The Cabinet Project
Despite being in full sight, many cabinets and showcases at universities and scientific institutions lie empty or underutilized. Located at the entrance of science departments, in proximity of laboratories, or in busy areas of transition, some contain outdated posters, or dusty scientific objects that have been forgotten there for years. Others lie empty, like old furniture on the curb after a move, waiting for a lucky passer-by in need. The ceaseless flow of bodies walking past these cabinets – some running to meetings, some checking their schedule, some immersed in their thoughts – rarely pay attention to them.
The neglect of these cabinets seems to confirm well-established ideas about science institutions as recluse spaces where secrecy reigns, and communication with the outside world is either underappreciated or prohibited. But at a closer look, this is not the case: those seemingly ignored and neglected cabinets have fascinating and compelling stories that speak to their mobility, their past uses and their owners; laboratories in their proximity burst of excitement and boredom, frustration and euphoria, their machineries being constantly fabricated, rethought, dismantled or replaced; in these laboratories, individuals, objects and instruments come to life in complicated ways. These objects, human relations and stories are forming complex ecologies that are very much alive.
The Cabinet project will explore and bring to life historical, anecdotal and imagined stories evoked by scientific objects, their surrounding space and the individuals that inhabit them. The goal is to reflect on, and reverse the stereotypical assumptions about science as inaccessible and secretive, to make the intense creativity existing inside science laboratories visible, and to suggest potential interactions between the sciences and the arts.
We have selected 12 artists and creative individuals to turn 10 cabinets across the University of Toronto into art installations. Interventions will use a variety of media and material. Bioartists, media artists, and visual artists will engage with objects and instruments created in nearby science labs or stored in the UTSIC (University of Toronto Scientific Instruments Collection). the result will be a distributed exhibition featuring dialogues at the intersection of art and science

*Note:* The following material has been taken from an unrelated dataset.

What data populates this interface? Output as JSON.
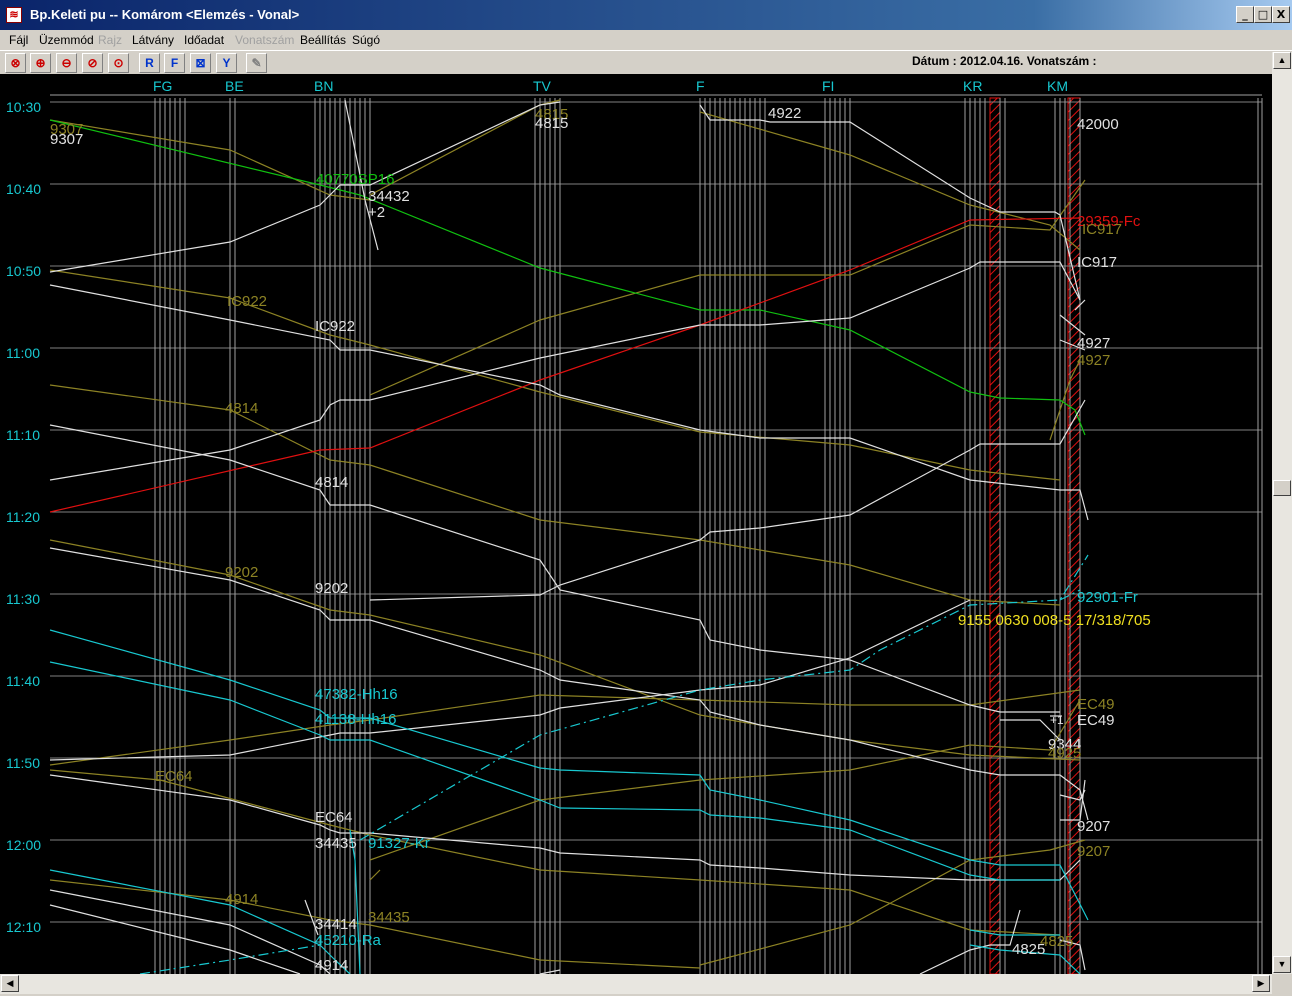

The Cabinet Project will open officially on April 6 and will be followed by a series of Artists talk on April 7, 10, 11 and 12. Check the website for the program, and click below to RSVP